Despite the differences between them that I have noted, comedy and satire possess a common denominator in that both try to change or reform society by means of humor. The two forms together constitute the best illustration there is of the social function of humor. Comedy is generally received in a friendly spirit. Satire is not. Its victims fear it as a threat to their power and position. Thus in totalitarian countries satire directed against the ruling powers is banned, and any manifestation of satire earns harsh punishment. Attacks on a regime through humor must therefore be underground work. Behind the Iron Curtain, there is a most lively industry for humor of this sort:

A man who has requested an exit visa to one of the Western countries is summoned to the police station.

"Why do you want to leave? Isn't your salary good enough? Is your work too hard?"
"No, I can't complain."
"Isn't your flat big enough?"
"No, I can't complain."
"In that case, why do you want to leave?"
"Just because I can't complain!"

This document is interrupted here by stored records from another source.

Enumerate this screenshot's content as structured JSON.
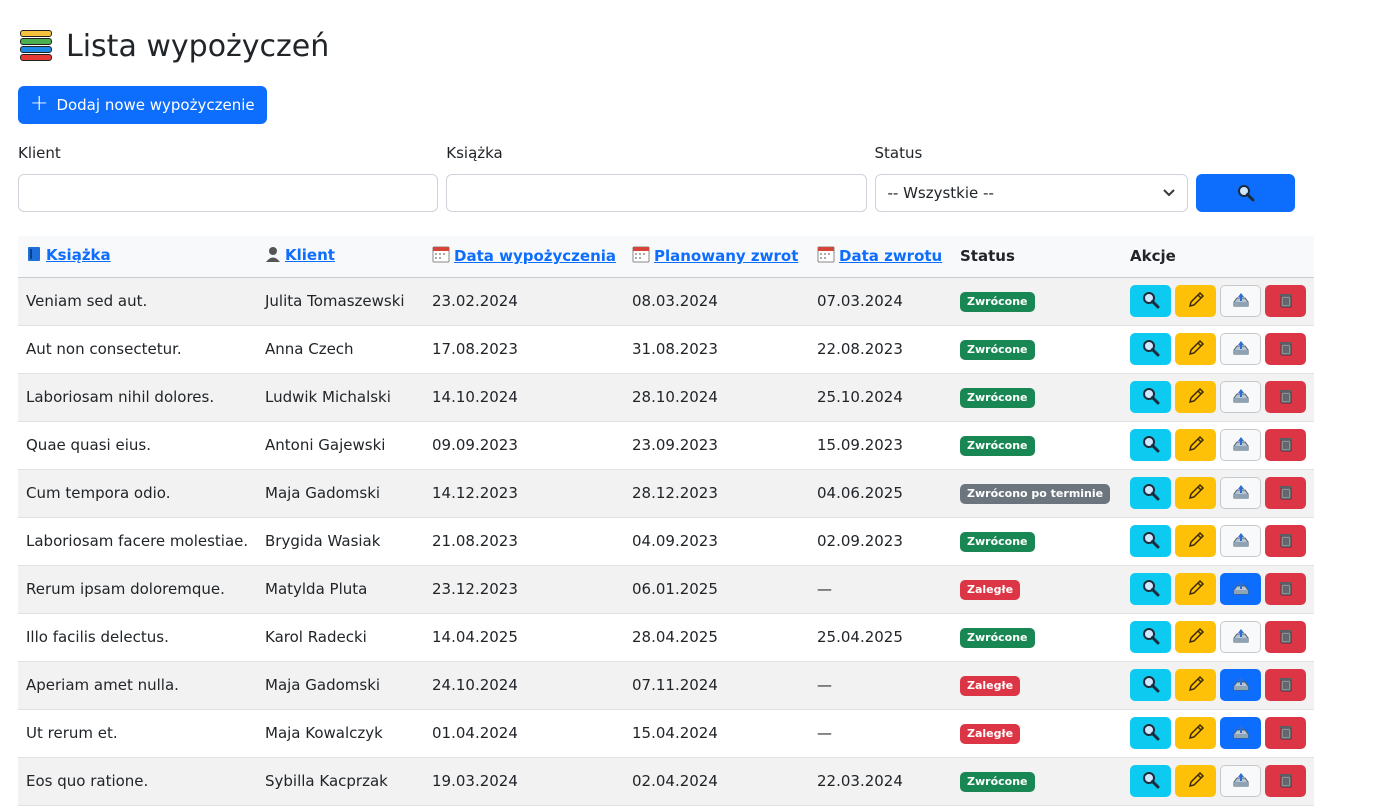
{
  "page": {
    "title": "Lista wypożyczeń",
    "add_button": "Dodaj nowe wypożyczenie"
  },
  "filters": {
    "client_label": "Klient",
    "client_value": "",
    "book_label": "Książka",
    "book_value": "",
    "status_label": "Status",
    "status_selected": "-- Wszystkie --"
  },
  "table": {
    "headers": {
      "book": "Książka",
      "client": "Klient",
      "loan_date": "Data wypożyczenia",
      "planned_return": "Planowany zwrot",
      "return_date": "Data zwrotu",
      "status": "Status",
      "actions": "Akcje"
    },
    "rows": [
      {
        "book": "Veniam sed aut.",
        "client": "Julita Tomaszewski",
        "loan_date": "23.02.2024",
        "planned_return": "08.03.2024",
        "return_date": "07.03.2024",
        "status": "Zwrócone",
        "status_color": "#198754",
        "returned": true
      },
      {
        "book": "Aut non consectetur.",
        "client": "Anna Czech",
        "loan_date": "17.08.2023",
        "planned_return": "31.08.2023",
        "return_date": "22.08.2023",
        "status": "Zwrócone",
        "status_color": "#198754",
        "returned": true
      },
      {
        "book": "Laboriosam nihil dolores.",
        "client": "Ludwik Michalski",
        "loan_date": "14.10.2024",
        "planned_return": "28.10.2024",
        "return_date": "25.10.2024",
        "status": "Zwrócone",
        "status_color": "#198754",
        "returned": true
      },
      {
        "book": "Quae quasi eius.",
        "client": "Antoni Gajewski",
        "loan_date": "09.09.2023",
        "planned_return": "23.09.2023",
        "return_date": "15.09.2023",
        "status": "Zwrócone",
        "status_color": "#198754",
        "returned": true
      },
      {
        "book": "Cum tempora odio.",
        "client": "Maja Gadomski",
        "loan_date": "14.12.2023",
        "planned_return": "28.12.2023",
        "return_date": "04.06.2025",
        "status": "Zwrócono po terminie",
        "status_color": "#6c757d",
        "returned": true
      },
      {
        "book": "Laboriosam facere molestiae.",
        "client": "Brygida Wasiak",
        "loan_date": "21.08.2023",
        "planned_return": "04.09.2023",
        "return_date": "02.09.2023",
        "status": "Zwrócone",
        "status_color": "#198754",
        "returned": true
      },
      {
        "book": "Rerum ipsam doloremque.",
        "client": "Matylda Pluta",
        "loan_date": "23.12.2023",
        "planned_return": "06.01.2025",
        "return_date": "—",
        "status": "Zaległe",
        "status_color": "#dc3545",
        "returned": false
      },
      {
        "book": "Illo facilis delectus.",
        "client": "Karol Radecki",
        "loan_date": "14.04.2025",
        "planned_return": "28.04.2025",
        "return_date": "25.04.2025",
        "status": "Zwrócone",
        "status_color": "#198754",
        "returned": true
      },
      {
        "book": "Aperiam amet nulla.",
        "client": "Maja Gadomski",
        "loan_date": "24.10.2024",
        "planned_return": "07.11.2024",
        "return_date": "—",
        "status": "Zaległe",
        "status_color": "#dc3545",
        "returned": false
      },
      {
        "book": "Ut rerum et.",
        "client": "Maja Kowalczyk",
        "loan_date": "01.04.2024",
        "planned_return": "15.04.2024",
        "return_date": "—",
        "status": "Zaległe",
        "status_color": "#dc3545",
        "returned": false
      },
      {
        "book": "Eos quo ratione.",
        "client": "Sybilla Kacprzak",
        "loan_date": "19.03.2024",
        "planned_return": "02.04.2024",
        "return_date": "22.03.2024",
        "status": "Zwrócone",
        "status_color": "#198754",
        "returned": true
      }
    ]
  },
  "icons": {
    "title": "books-icon",
    "add": "plus-icon",
    "search": "magnifier-icon",
    "book_header": "blue-book-icon",
    "client_header": "person-icon",
    "date_header": "calendar-icon",
    "view": "magnifier-icon",
    "edit": "pencil-icon",
    "return": "inbox-tray-icon",
    "delete": "wastebasket-icon"
  },
  "colors": {
    "primary": "#0d6efd",
    "info": "#0dcaf0",
    "warning": "#ffc107",
    "danger": "#dc3545",
    "success": "#198754",
    "secondary": "#6c757d"
  }
}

In every oppressive regime there is this kind of underground humor, and it fulfills an important function: Laughter shared by the (page 360 begins here) oppressed at the expense of the oppressor reduces fear and helps people to go on living under the regime with more ease. Totalitarian regimes possibly do themselves a disservice in preventing manifestations of humor against themselves, for laughter may be a safety valve for the release of tension and frustration. Similarly, a government that lets its subjects laugh at it evinces its strength, inasmuch as it is not afraid of mockery. Feelings of hostility and frustration may well be increased among the oppressed by the restraint enforced on humorous expression. When such feelings build up and must be held in, a kind of "pressure cooker" is created, which can explode in violent ways. It is to be supposed that in democratic societies, in which freedom of expression is given to political humor, satire indirectly serves the interests of the government. The possibility of ventilating feelings against the state by means of laughter offers release; the hostility might otherwise be demonstrated in far more violent forms, even outright rebellion. The first piece of methodical research on the function of humor as a mode of facing oppressive social power was carried out by Oberdlik (1942). He investigated the jokes that appeared in Czechoslovakia during World War II, when the country was under Nazi occupation. In analyzing the humor of that period, he stressed its role as a mode of coping with the conquerors. One of his examples is as follows:

"Did you hear that the Germans have decided to lengthen the day to 29 hours?"
"No, why?"
"Because the Fuhrer has promised them that by the spring they'll be in Moscow!"

Stories of this sort are told when a group or nation finds itself under occupation or oppression without any means of fighting back. In such cases, humor is an instrument of self-respect and the spirit of freedom. The French philosopher Penjon has written, "Laughter is nothing but an expression of the freedom which we experience or long for. Always and everywhere, laughter is the echo of freedom."


1. According to Ziv, what is the purpose of mockery? 2. Summarize the role that Ziv assigns to theater in cleansing society. 3. What distinctions does Ziv draw between comedy and satire? 4. What are the purposes of "underground" humor? 5. According to Ziv, how might satire become a means of political control by a society's ruling members? 6. In the first paragraph, Ziv asserts that human beings desire an "ideal" world. What proof does he provide and how does he define "ideal"?

In what ways does he develop this opening statement later in the text? 7. In paragraph 14, Ziv describes a joke based on the familiar expression "I can't complain." Consider the ways in which this expression relates to his central argument. 8. Consider a recent event you witnessed or read about that illustrates

Ziv's remark that "people may accept rebuke but cannot bear to be laughed at."